Australians being paid the National Minimum Wage (NMW) will see an increase of $15.80 per week or 2.4% in wages as a result of the Fair Work Commission (FWC) releasing their annual wage review decision on 31 May 2016. The Minimum Wage Panel (the Panel) of the FWC determine any variations to the NMW or modern awards before 1 July each year.
The NMW will increase from $656.90 to $672.70 per week or $17.29 to $17.70 per hour. This is an increase of 41 cents per hour or 2.4%. This is slightly less than the 2.5% increase made last year (see article on the 2015 NMW Increase here).
This differed to the amounts requested by Unions and employer groups. Employer groups, such as the Australian Industry Group, requested an increase of 1.6% while the Australian Council of Trade Unions sought an increase of $30 per week.
The Panel determined that “The general economic climate is robust, with some continued improvement in productivity and historically low levels of inflation and wages growth. The Panel found that, in such circumstances, there is an opportunity to “improve the relative living standards of the low paid”. Other factors taken into account by the Panel in determining the amount of the increase included:
- stronger labour market conditions with the unemployment rate falling;
- inflation and wage growth at historically low levels;
- labour productivity growth in the market sector was higher than in the previous five year period;
- company gross operating profits grew by 2.8% in non-mining industries, which is above average for the past five years;
- wage growth does not impact inflation or the ability for Australian firms to compete with the international market.
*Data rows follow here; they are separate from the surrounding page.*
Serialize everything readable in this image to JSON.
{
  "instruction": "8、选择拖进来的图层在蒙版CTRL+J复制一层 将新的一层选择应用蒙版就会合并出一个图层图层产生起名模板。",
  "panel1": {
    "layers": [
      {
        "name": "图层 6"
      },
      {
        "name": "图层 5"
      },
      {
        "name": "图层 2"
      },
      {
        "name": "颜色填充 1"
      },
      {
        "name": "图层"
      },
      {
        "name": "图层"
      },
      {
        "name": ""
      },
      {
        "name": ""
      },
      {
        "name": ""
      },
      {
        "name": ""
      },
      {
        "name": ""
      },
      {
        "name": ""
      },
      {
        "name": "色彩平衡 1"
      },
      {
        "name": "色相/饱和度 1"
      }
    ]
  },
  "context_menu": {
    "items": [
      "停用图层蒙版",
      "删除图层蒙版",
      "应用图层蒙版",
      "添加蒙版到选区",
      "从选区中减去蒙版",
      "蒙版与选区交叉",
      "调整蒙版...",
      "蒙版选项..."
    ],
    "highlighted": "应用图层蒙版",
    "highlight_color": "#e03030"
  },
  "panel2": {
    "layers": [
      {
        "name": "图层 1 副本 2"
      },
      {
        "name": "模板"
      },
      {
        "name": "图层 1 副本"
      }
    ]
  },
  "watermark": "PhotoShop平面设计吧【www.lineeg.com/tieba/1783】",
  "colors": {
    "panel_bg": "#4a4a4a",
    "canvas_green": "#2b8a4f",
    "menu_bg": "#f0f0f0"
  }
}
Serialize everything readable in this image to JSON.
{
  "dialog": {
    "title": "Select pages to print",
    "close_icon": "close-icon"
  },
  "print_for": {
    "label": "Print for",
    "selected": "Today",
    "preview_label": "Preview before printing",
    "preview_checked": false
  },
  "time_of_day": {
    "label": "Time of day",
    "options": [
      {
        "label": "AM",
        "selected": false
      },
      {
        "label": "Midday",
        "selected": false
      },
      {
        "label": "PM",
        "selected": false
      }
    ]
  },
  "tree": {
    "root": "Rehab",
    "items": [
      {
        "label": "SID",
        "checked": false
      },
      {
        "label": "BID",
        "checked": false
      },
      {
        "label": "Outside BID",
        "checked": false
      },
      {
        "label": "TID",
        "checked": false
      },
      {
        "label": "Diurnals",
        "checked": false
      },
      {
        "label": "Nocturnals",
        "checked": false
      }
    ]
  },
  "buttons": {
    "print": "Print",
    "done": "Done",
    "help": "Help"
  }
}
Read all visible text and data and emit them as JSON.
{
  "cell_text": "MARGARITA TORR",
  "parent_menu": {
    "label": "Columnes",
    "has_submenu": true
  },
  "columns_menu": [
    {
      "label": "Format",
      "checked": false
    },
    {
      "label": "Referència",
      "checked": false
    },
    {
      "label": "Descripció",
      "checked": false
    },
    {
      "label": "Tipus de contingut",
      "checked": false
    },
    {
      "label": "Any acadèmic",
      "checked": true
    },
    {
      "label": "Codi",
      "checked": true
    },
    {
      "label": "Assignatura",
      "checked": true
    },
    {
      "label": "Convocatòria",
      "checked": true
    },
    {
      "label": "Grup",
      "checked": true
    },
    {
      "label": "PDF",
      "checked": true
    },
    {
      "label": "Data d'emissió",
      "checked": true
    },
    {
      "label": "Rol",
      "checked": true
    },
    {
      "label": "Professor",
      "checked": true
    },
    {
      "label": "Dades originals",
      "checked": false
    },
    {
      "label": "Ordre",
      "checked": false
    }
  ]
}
Further, inflation and wages growth is expected to continue to be below average for the next year or so;
- the relative position of low-paid workers has deteriorated over the past decade;
- an increase in minimum wage would provide assistance addressing the gender pay gap; and
- an increase will impact the incentives to bargain but will not discourage collective bargaining.
The minimum wage rates contained in modern awards have also been increased by 2.4%, with weekly wages being rounded to the nearest 10 cents.
These changes will come into effect on 1 July 2016.
What does this mean for employers?
If you pay employees the national minimum wage or in accordance with a modern award, those rates will increase from 1 July 2016.
It also means that for employees entitled to Government-funded paid parental leave, the entitlement will also increase from 1 July 2016 to $672.70 per week, less tax.